O'Sullivan's Atlanta wounds have yet to heal


SONIA O'SULLIVAN was addressing the latest problem in a difficult phase of her career after finishing out of the medals, and out of sorts, in the World Cross Country Championship.

It is, sadly, an all too familiar exercise these days for a gifted athlete who rebuilt her career with spectacular success after being run over by a troupe of mysterious Chinese athletes in the 1993 World Championships at Stuttgart.

That was until a misadventure of truly Olympian proportions in Atlanta last summer, stripped her of that aura of invincibility and ate into her self-confidence, to the point where even the basics were being questioned.

Now the soul searching has been resumed and old, unanswered questions are in the public domain again after she had drifted off the pace in inexplicable fashion on the last lap of Sunday's race in Turin.

The first thing which needs to be said, perhaps, is that this latest mishap, scarcely warranted the pessimism which O'Sullivan herself generated in her post-race interview.

To finish in the top 10 in a race of this quality after five years away from, cross country running, was certainly not the disaster which she described.

Part of the problem, it seems, is that her fixation for rehabilitation is such that every blip is exaggerated, every error magnified in the search for the formula which deserted her in Atlanta.

That point made, there is, unquestionably, a need for her to sit down with her advisers and look again at the options open to her this summer. There is a theory that this kind of challenge is best handled through competition and that if she continues to run at the top level, she will eventually emerge renewed.

The counter argument is that it would be advisable for her even in World Championship year, to take time out to appraise her situation, to discover where she's at and where she hopes to go.

If the monetary rewards in international sport been never been greater, neither have the pressures which go with them. And after seven years of non-stop competition at the highest level, it may be that O'Sullivan can benefit from a break.

Now, some honest questioning and valid answers are called for. The scars of last year's Olympic Games are, perhaps, even more painful for her than we had imagined and this at a remove of almost nine months.

Her assertion that her problems in Turin were more psychological than physical, reinforced a theory that was first articulated in Atlanta. That belated admission could be the start of the process of full rehabilitation, but for the moment, at least, the tribulations of our finest athlete are on-going.

Meanwhile, the showpiece of the cross country season is to be given a new sense of direction in Morocco next year when, for the first time, it will be expanded into a two-day event.

A men's 5,000 metres championship and a women's race over 4,000 metres are to be added to the programme, according to Primo Nebiola, the IAAF's controversial president, who says that the survival of the championships as one of the most important events on the athletics calendar rests in their ability to adapt to change.

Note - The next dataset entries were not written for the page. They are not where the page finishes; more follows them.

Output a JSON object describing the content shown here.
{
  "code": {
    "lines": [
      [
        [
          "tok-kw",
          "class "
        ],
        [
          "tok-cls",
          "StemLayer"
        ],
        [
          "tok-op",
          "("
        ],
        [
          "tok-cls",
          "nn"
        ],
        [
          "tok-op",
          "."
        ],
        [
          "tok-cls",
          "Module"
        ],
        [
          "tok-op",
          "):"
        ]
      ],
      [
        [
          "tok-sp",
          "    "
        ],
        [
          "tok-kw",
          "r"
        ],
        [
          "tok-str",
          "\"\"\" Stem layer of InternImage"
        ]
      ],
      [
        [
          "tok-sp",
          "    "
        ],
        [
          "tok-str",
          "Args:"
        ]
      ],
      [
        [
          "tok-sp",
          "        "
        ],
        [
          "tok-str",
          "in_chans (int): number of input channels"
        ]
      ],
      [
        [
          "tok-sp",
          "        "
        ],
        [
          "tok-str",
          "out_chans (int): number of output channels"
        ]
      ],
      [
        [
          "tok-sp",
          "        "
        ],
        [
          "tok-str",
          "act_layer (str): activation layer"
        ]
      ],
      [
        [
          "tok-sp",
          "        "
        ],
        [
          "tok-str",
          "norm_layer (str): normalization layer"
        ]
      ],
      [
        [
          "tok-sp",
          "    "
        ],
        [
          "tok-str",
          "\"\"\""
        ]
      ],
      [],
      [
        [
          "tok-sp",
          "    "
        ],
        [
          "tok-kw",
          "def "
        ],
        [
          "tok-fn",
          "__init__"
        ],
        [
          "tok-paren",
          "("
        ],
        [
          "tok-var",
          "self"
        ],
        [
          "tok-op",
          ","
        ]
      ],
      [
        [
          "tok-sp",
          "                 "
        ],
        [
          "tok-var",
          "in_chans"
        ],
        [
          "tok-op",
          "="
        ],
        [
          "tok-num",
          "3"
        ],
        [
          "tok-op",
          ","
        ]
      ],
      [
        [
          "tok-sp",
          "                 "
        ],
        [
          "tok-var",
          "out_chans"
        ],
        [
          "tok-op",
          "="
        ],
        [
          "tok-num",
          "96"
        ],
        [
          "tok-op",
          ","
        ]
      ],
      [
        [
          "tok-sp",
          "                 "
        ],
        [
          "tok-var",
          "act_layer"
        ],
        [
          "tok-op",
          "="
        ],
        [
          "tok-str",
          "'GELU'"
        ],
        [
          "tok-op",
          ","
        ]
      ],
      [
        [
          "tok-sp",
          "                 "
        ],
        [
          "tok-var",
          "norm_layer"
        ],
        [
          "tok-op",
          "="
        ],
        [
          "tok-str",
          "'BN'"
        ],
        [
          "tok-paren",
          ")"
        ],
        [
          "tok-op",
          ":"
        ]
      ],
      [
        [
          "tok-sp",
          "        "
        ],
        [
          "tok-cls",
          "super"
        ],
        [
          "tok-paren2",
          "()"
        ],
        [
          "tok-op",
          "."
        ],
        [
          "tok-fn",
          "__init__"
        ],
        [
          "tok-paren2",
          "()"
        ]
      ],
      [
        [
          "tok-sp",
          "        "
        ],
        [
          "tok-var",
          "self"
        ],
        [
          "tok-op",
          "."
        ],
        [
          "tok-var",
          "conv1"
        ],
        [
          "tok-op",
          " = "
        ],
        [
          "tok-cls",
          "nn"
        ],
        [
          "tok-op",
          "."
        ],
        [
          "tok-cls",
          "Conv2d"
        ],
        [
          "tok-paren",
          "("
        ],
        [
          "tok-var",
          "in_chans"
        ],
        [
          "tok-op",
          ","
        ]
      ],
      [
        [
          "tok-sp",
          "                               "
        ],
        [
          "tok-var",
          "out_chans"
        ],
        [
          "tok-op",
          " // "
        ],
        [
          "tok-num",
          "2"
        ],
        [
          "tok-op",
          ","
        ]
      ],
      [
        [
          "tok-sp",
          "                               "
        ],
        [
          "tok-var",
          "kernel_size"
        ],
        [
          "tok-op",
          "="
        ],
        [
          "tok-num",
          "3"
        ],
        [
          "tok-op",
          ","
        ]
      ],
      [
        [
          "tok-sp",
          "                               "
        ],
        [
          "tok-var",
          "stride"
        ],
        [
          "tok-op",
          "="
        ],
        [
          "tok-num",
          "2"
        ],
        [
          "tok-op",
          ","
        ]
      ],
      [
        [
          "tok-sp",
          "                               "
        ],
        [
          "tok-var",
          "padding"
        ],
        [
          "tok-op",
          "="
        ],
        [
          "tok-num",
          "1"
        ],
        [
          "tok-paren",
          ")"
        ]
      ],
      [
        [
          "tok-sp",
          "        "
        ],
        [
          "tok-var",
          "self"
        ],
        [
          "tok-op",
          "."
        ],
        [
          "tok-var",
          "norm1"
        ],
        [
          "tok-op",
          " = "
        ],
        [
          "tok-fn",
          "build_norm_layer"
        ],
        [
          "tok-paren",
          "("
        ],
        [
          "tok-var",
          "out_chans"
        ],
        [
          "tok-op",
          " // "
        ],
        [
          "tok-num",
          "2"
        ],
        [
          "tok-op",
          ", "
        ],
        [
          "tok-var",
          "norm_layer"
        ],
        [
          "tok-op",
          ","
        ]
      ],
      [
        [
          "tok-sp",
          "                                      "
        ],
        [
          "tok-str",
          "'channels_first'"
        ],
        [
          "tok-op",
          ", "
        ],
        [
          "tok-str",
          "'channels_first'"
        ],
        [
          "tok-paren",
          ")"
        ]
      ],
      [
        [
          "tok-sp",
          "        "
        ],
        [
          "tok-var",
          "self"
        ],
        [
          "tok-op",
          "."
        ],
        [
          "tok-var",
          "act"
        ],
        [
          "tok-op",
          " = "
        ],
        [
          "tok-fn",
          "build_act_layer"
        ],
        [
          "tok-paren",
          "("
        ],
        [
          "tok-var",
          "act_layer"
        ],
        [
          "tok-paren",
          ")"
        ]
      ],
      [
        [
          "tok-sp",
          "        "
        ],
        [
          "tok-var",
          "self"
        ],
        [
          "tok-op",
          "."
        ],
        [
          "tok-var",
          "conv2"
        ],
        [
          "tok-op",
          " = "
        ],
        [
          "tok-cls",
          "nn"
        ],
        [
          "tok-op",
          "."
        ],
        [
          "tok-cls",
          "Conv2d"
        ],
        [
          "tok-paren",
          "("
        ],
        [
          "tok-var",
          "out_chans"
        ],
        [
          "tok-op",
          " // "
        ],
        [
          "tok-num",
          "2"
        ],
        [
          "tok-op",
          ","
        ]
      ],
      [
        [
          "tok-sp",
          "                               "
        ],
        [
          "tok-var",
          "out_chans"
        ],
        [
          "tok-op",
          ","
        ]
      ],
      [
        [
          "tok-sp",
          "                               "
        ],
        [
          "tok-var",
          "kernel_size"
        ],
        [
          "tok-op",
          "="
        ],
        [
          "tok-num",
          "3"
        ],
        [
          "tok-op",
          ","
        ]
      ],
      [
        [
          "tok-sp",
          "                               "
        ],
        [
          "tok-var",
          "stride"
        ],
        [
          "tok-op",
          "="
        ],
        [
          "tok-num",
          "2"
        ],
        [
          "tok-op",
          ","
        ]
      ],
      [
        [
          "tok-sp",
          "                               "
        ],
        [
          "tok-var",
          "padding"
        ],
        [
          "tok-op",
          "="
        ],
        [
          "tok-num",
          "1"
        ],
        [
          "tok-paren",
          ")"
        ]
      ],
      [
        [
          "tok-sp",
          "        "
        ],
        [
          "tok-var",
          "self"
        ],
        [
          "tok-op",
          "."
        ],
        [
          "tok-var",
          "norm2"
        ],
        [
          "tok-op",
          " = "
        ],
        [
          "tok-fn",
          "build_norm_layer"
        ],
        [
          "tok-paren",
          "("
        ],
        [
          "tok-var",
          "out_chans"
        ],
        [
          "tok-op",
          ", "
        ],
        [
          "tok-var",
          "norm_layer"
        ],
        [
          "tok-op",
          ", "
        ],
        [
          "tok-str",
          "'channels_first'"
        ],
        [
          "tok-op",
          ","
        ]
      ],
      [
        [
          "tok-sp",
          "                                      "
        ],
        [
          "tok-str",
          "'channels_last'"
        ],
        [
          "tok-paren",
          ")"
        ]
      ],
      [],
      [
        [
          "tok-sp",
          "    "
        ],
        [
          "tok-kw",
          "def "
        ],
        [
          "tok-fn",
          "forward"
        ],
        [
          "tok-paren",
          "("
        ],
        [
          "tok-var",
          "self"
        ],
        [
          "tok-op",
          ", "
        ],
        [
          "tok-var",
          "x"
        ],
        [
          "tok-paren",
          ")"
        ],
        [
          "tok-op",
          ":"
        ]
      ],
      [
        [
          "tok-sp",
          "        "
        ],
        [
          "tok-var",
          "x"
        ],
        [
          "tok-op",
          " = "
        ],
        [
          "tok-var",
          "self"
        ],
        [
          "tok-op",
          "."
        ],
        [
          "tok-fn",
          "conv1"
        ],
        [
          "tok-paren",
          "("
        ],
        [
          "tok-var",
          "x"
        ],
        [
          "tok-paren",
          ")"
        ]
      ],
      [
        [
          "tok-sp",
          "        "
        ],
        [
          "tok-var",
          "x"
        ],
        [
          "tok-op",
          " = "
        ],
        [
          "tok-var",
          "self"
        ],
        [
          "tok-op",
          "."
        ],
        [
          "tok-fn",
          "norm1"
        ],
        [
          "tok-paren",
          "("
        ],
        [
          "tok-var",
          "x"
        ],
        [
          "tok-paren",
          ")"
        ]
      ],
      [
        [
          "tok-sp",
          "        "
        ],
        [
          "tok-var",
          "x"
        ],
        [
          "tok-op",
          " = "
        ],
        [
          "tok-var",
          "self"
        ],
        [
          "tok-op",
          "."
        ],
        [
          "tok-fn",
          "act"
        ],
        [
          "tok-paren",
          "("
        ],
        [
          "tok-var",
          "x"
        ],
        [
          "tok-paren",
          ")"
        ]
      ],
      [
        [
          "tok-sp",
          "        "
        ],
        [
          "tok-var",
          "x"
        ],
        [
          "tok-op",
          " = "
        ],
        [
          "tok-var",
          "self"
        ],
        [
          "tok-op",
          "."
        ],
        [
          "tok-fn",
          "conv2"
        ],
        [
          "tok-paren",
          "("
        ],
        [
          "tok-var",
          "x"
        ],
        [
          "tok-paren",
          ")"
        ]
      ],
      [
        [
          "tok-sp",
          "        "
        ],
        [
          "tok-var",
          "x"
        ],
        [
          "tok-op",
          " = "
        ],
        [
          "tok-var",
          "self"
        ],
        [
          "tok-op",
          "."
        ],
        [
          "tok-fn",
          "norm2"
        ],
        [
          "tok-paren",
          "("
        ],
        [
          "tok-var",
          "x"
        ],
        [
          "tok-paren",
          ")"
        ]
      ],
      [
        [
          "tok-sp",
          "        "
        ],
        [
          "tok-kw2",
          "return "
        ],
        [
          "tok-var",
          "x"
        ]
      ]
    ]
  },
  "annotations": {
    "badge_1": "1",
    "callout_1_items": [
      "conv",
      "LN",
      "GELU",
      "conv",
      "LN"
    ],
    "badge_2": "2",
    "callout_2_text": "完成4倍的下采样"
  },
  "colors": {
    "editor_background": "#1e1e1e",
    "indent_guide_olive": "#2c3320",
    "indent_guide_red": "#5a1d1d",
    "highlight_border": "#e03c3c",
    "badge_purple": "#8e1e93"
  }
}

The move, one imagines, is driven, in the first instance, by television demands and by extension, the dictates of sponsors and advertisers and is designed to present a more marketable package to those with commercial interests in the sport.

The appeal of the changes is that they will entice 1,500-metres and others with similar to embrace a facet of the sport which many of them have shunned in the past. The prospect of such attractive programming will make the television moguls even more receptive.

Among those who listened to the proposal with some misgiving, were officials of the Northern Ireland AAA who, led by the former, Olympic champion, Mary Peters, who were in Turin on a fact finding mission.

Their original budget was based on a one-day festival and the sums will now need to be re-examined as they prepare to stage the World Championships for the first time in 1998.

Matthew Douglas has been given a three months drug ban by the International Amateur Athletics Federation.

The Milton Keynes runner tested positive for the banned stimulant ephedrine after the Scottish Indoor Athletics Championships at Glasgow's Kelvin Hall in January.

Douglas had finished second to Jamie Baulch in the 400 metres.